- Security TWENTY
- Women in Security
County lines drug gangs have been finding new ways of doing business during the Covid-19 lockdown; some dealers have dressed as joggers and created fake NHS ID badges to move around freely, according to the academic author of a new book on street gangs.
Prof Simon Harding says that as dealers now try to avoid selling drugs on the streets they are instead turning to social media, drive-by sales, or letterbox drops to prevent infection. Where street activity continues, some dealers have dressed as joggers to avoid police detection, while others have created fake NHS ID badges to move around freely.
New tactics and methods have also led to a reduction in ‘cuckooing’ – whereby gang members take over the home of a vulnerable person to carry out cutting, sorting and dealing drugs. Now seen as too risky for health, the priority for street gangs has become to set up their own dealing hubs.
He said: “Covid-19 has brought swift changes in how drug gangs are doing business, with many dealers adhering to social distancing and safety measures.
“On one hand they really are heeding government advice on social distancing, but at the same time it is business as usual and as people were panic-buying food, dealers were running bulk deals and selling lockdown party packs.
“Vehicles are being used more often to carry out deals arranged by phone with products thrown from windows and money chucked on the back seat to keep items clean.
“Current travel restrictions are also affecting the whole model of traditional county lines.
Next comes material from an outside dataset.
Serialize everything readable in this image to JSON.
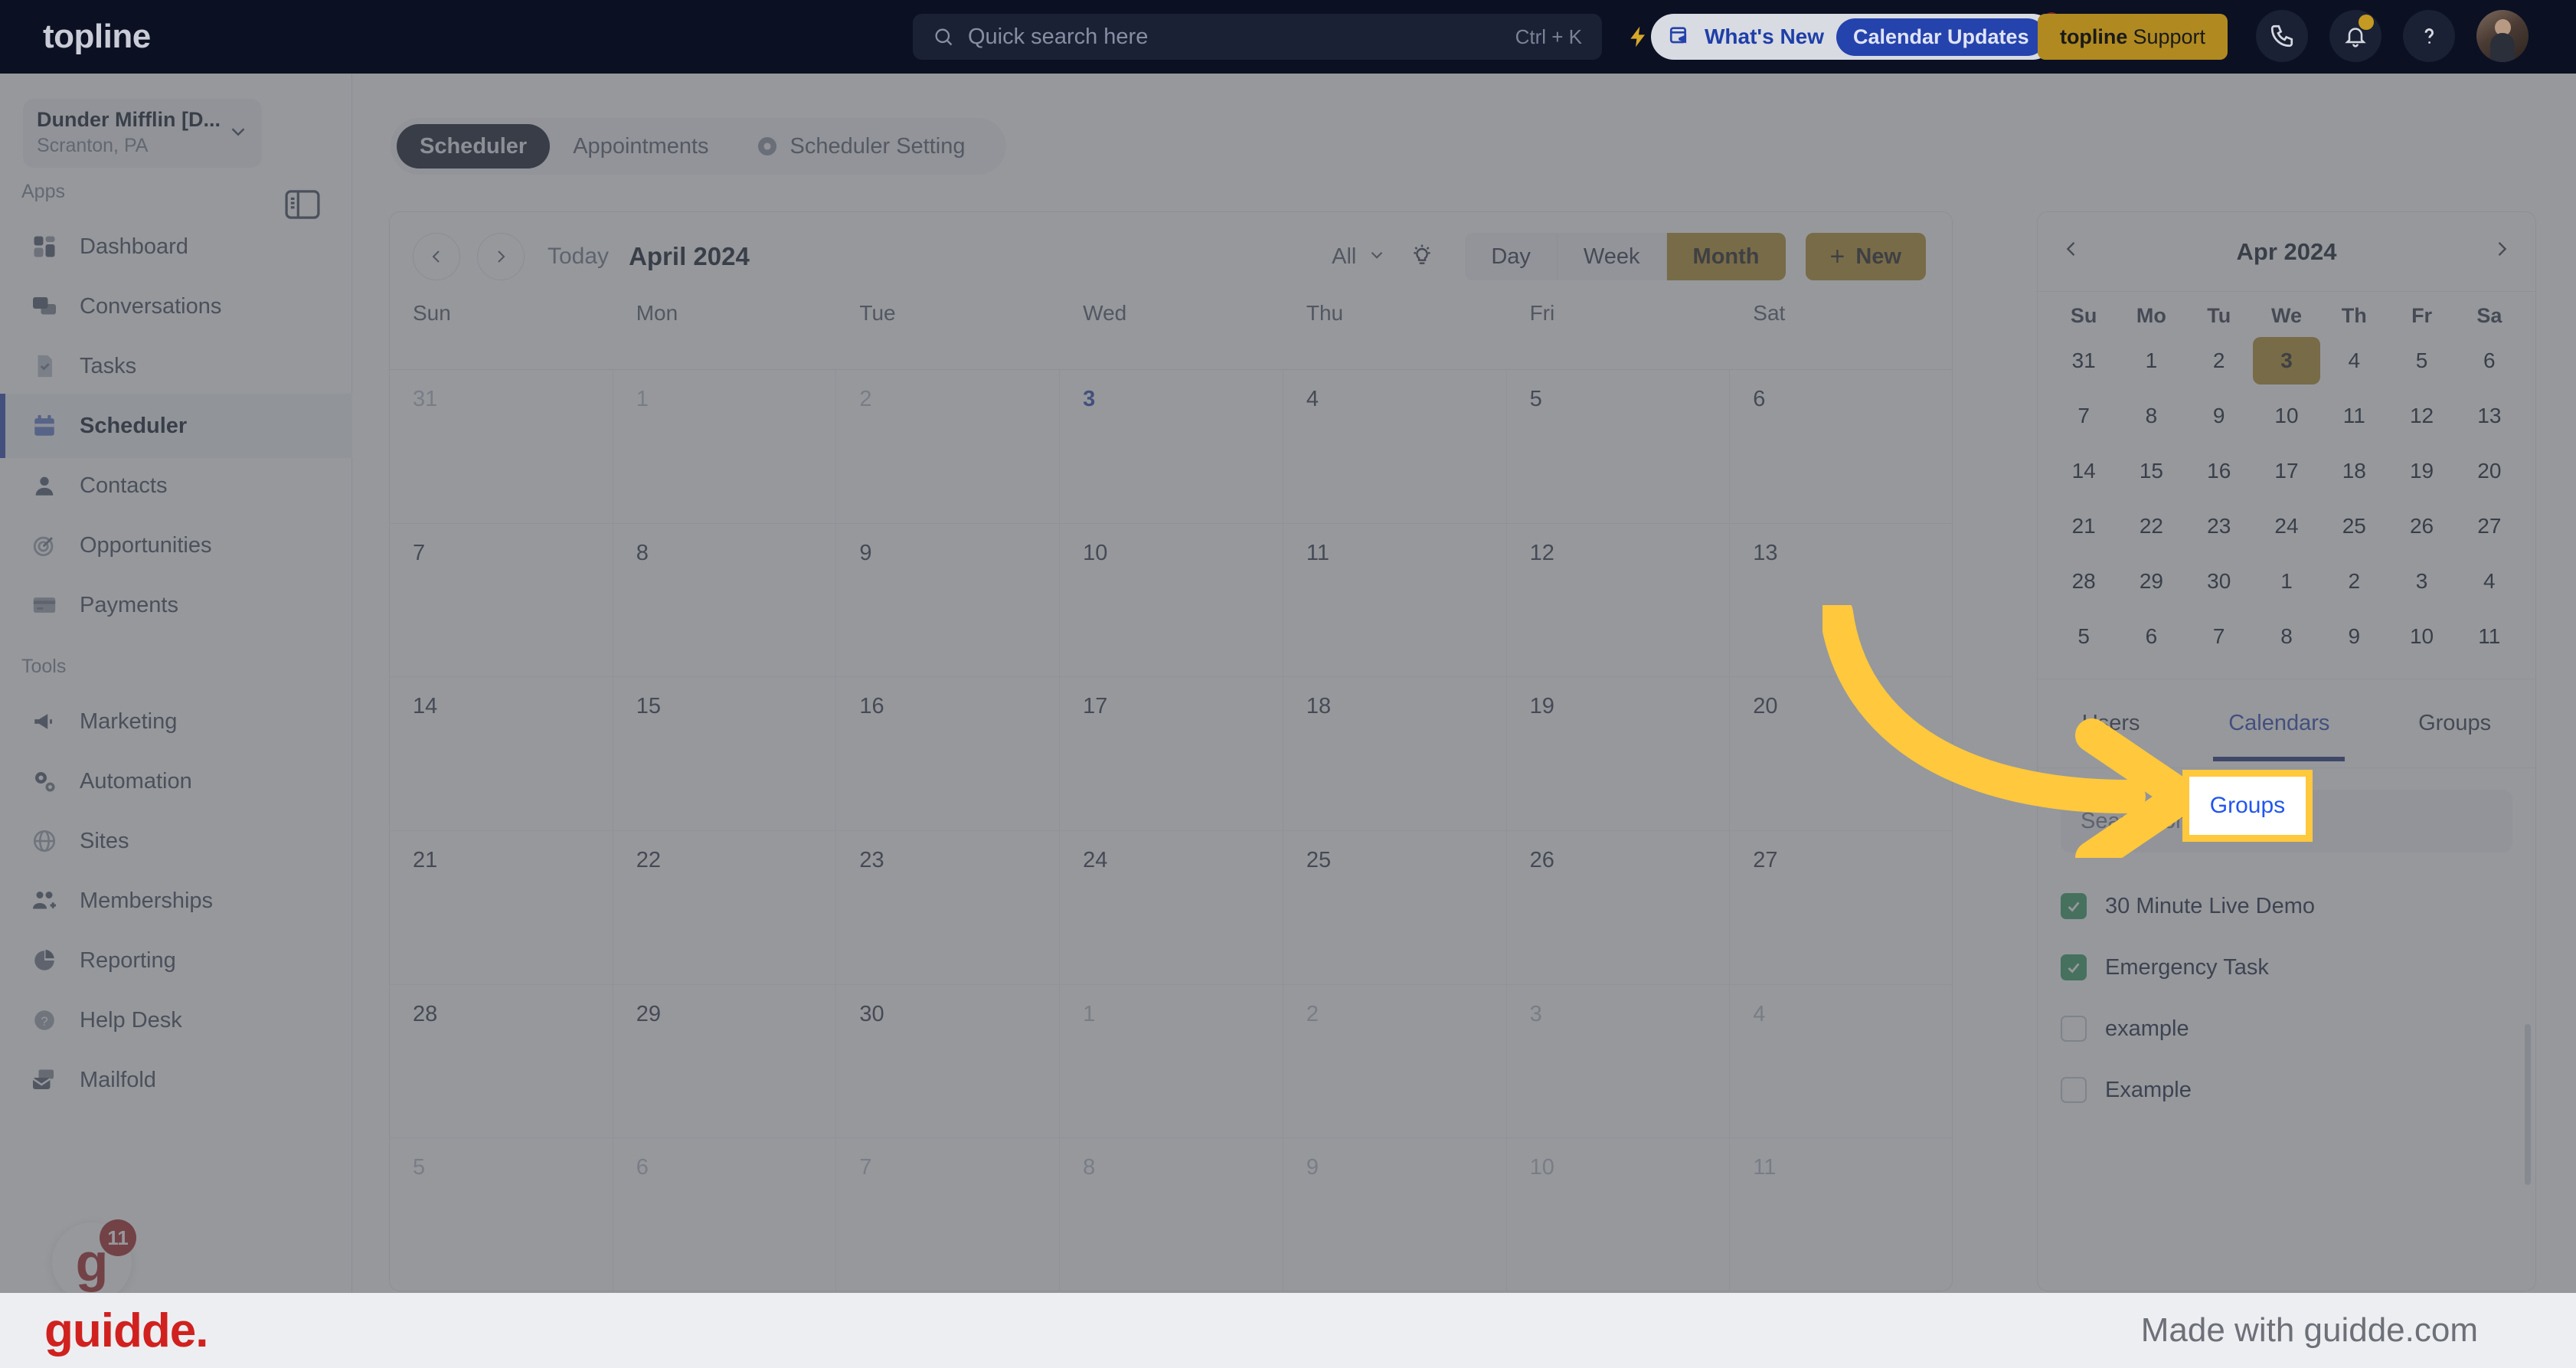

Sending groups of young lads out to Southend-on-Sea by train to carry drugs is too risky now, so increasingly dealers are driving runners around, or hiring local people to do the job.
“Street gangs are being forced to find new tactics, such as shifting grooming and recruitment online to social media. This means young people can become ensnared in dangerous gang activity from their phones while their families have no idea and that is a worry.”
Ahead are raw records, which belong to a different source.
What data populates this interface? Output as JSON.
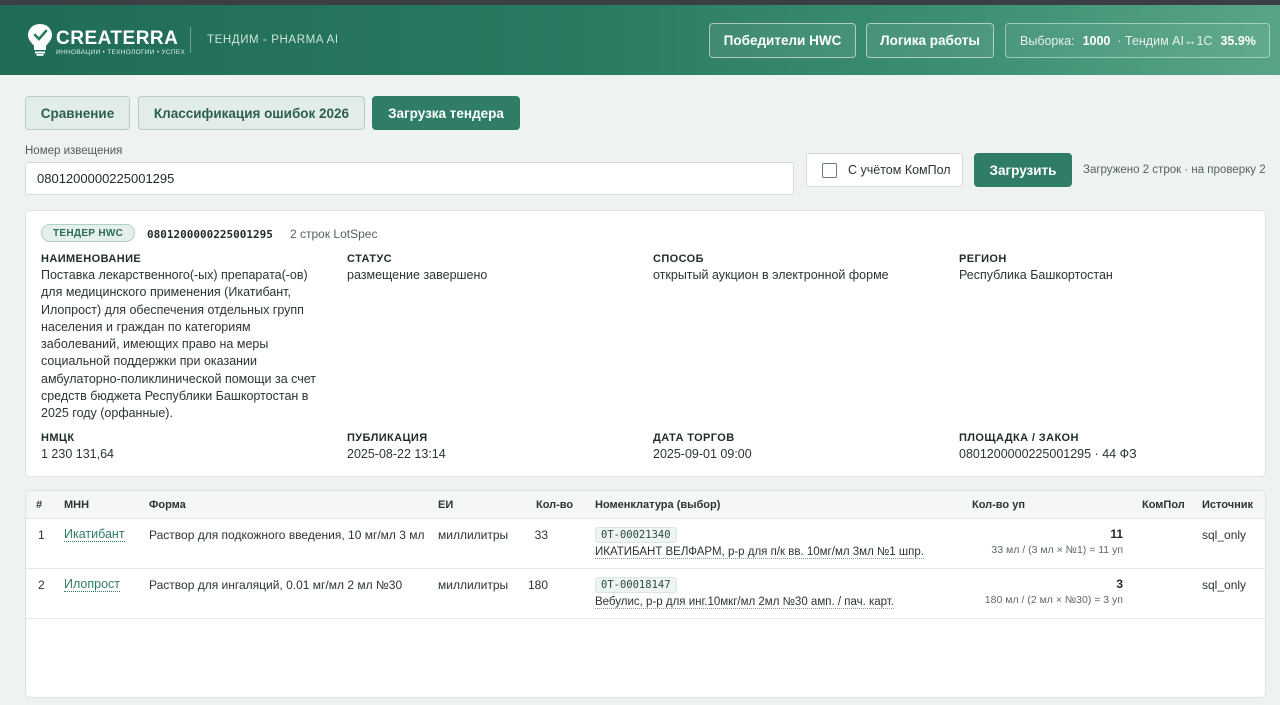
{
  "brand": {
    "logo_word": "CREATERRA",
    "logo_tagline": "ИННОВАЦИИ • ТЕХНОЛОГИИ • УСПЕХ",
    "app_subtitle": "ТЕНДИМ - PHARMA AI"
  },
  "header": {
    "winners_button": "Победители HWC",
    "logic_button": "Логика работы",
    "stats_sample_label": "Выборка:",
    "stats_sample_value": "1000",
    "stats_match_label": "· Тендим AI↔1С",
    "stats_match_value": "35.9%"
  },
  "tabs": [
    {
      "label": "Сравнение",
      "active": false
    },
    {
      "label": "Классификация ошибок 2026",
      "active": false
    },
    {
      "label": "Загрузка тендера",
      "active": true
    }
  ],
  "form": {
    "notice_label": "Номер извещения",
    "notice_value": "0801200000225001295",
    "kompol_label": "С учётом КомПол",
    "kompol_checked": false,
    "load_button": "Загрузить",
    "load_status": "Загружено 2 строк · на проверку 2"
  },
  "tender": {
    "badge": "ТЕНДЕР HWC",
    "number": "0801200000225001295",
    "rows_info": "2 строк LotSpec",
    "name_label": "НАИМЕНОВАНИЕ",
    "name_lines": [
      "Поставка лекарственного(-ых) препарата(-ов)",
      "для медицинского применения (Икатибант,",
      "Илопрост) для обеспечения отдельных групп",
      "населения и граждан по категориям",
      "заболеваний, имеющих право на меры",
      "социальной поддержки при оказании",
      "амбулаторно-поликлинической помощи за счет",
      "средств бюджета Республики Башкортостан в",
      "2025 году (орфанные)."
    ],
    "status_label": "СТАТУС",
    "status_value": "размещение завершено",
    "method_label": "СПОСОБ",
    "method_value": "открытый аукцион в электронной форме",
    "region_label": "РЕГИОН",
    "region_value": "Республика Башкортостан",
    "nmck_label": "НМЦК",
    "nmck_value": "1 230 131,64",
    "pub_label": "ПУБЛИКАЦИЯ",
    "pub_value": "2025-08-22 13:14",
    "date_label": "ДАТА ТОРГОВ",
    "date_value": "2025-09-01 09:00",
    "platform_label": "ПЛОЩАДКА / ЗАКОН",
    "platform_value": "0801200000225001295 · 44 ФЗ"
  },
  "table": {
    "headers": [
      "#",
      "МНН",
      "Форма",
      "ЕИ",
      "Кол-во",
      "Номенклатура (выбор)",
      "Кол-во уп",
      "КомПол",
      "Источник"
    ],
    "rows": [
      {
        "num": "1",
        "mnn": "Икатибант",
        "form": "Раствор для подкожного введения, 10 мг/мл 3 мл",
        "unit": "миллилитры",
        "qty": "33",
        "code": "0T-00021340",
        "nomenclature": "ИКАТИБАНТ ВЕЛФАРМ, р-р для п/к вв. 10мг/мл 3мл №1  шпр.",
        "packs": "11",
        "packs_formula": "33 мл / (3 мл × №1) = 11 уп",
        "kompol": "",
        "source": "sql_only"
      },
      {
        "num": "2",
        "mnn": "Илопрост",
        "form": "Раствор для ингаляций, 0.01 мг/мл 2 мл №30",
        "unit": "миллилитры",
        "qty": "180",
        "code": "0T-00018147",
        "nomenclature": "Вебулис, р-р для инг.10мкг/мл 2мл №30 амп. / пач. карт.",
        "packs": "3",
        "packs_formula": "180 мл / (2 мл × №30) = 3 уп",
        "kompol": "",
        "source": "sql_only"
      }
    ]
  },
  "colors": {
    "brand_green": "#2f7d67",
    "header_gradient_start": "#1f6b57",
    "header_gradient_end": "#58a586"
  }
}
He is director of the National Centre for Gang Research (NCGR) at the University of West London (UWL); visit uwl.ac.uk/research. His book, County Lines: Exploitation and Drug Dealing among Urban Street Gangs, is published by Bristol University Press.
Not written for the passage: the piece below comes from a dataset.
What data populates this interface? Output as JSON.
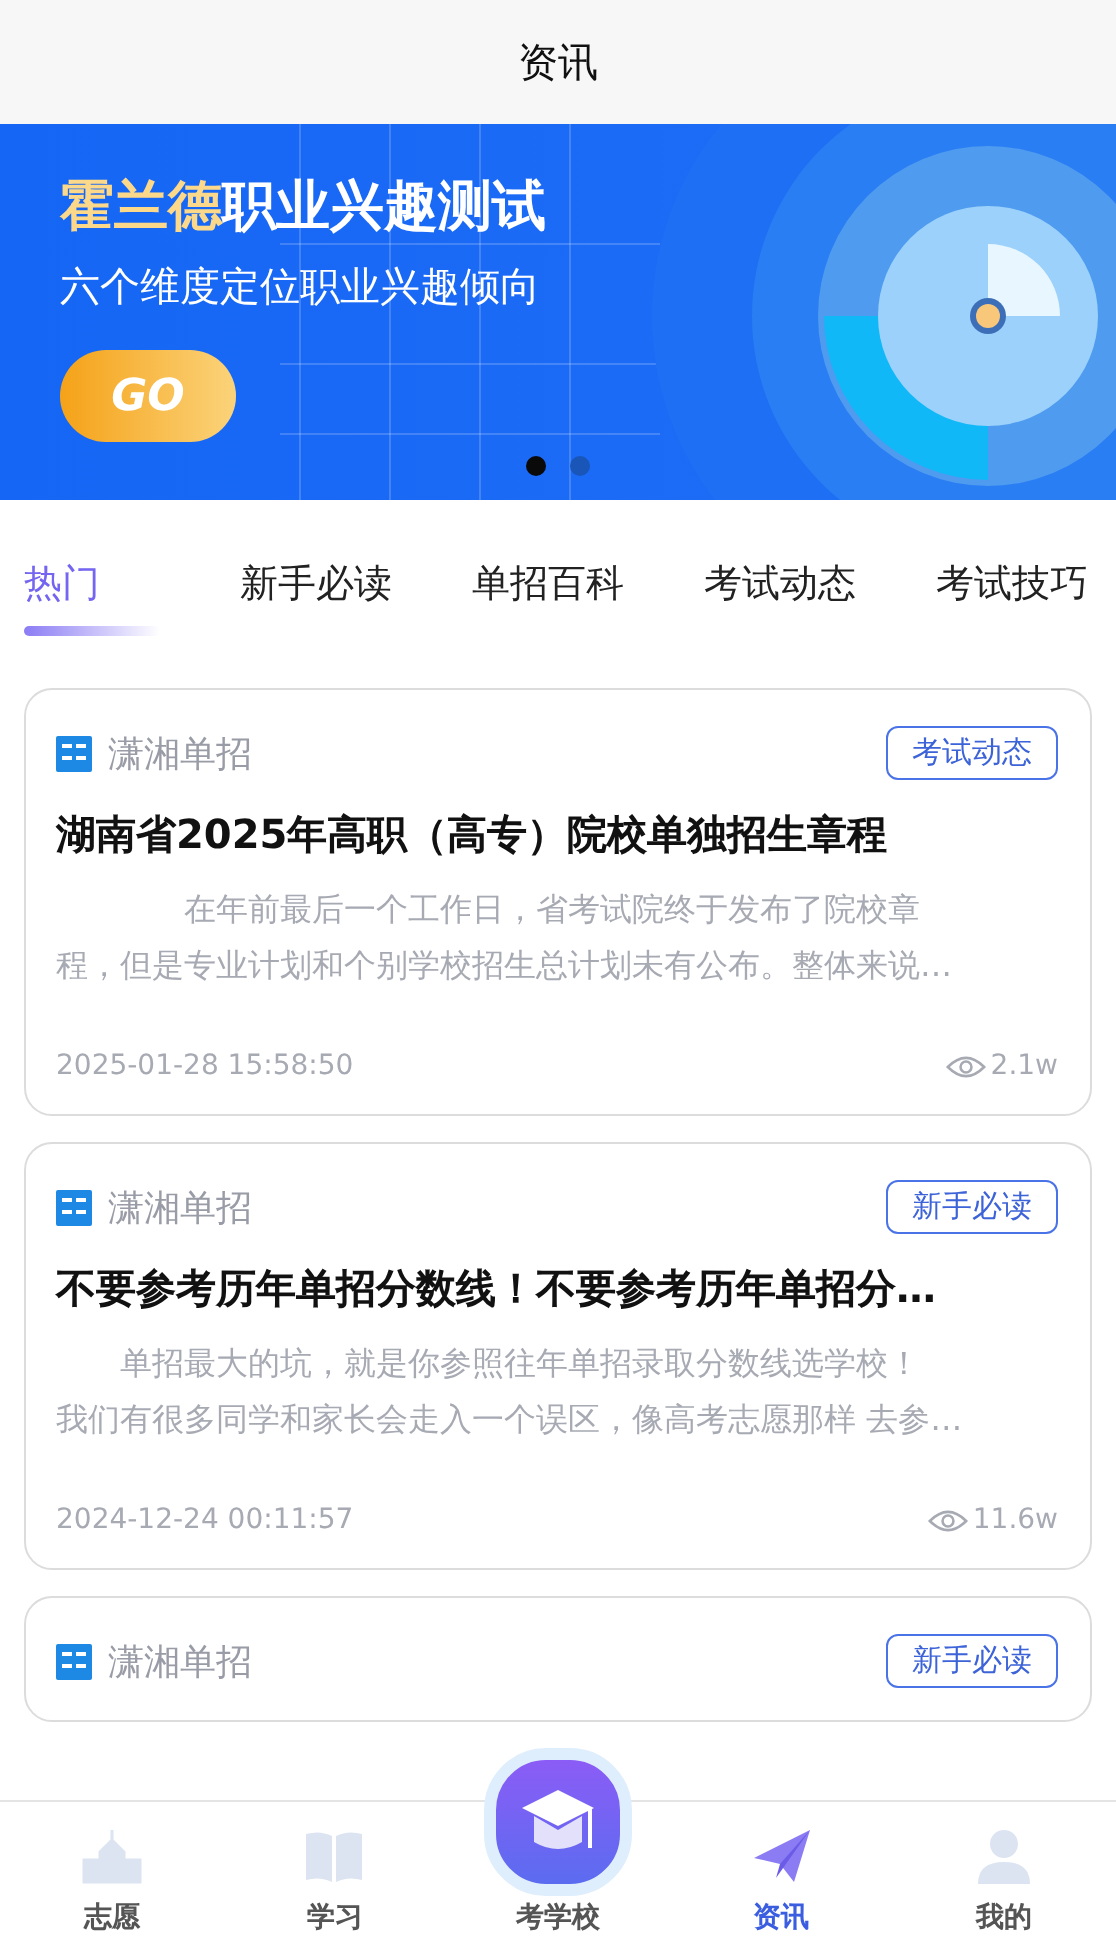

Photo by Mark Rowe; on-street drug deal, east Ham, winter afternoon.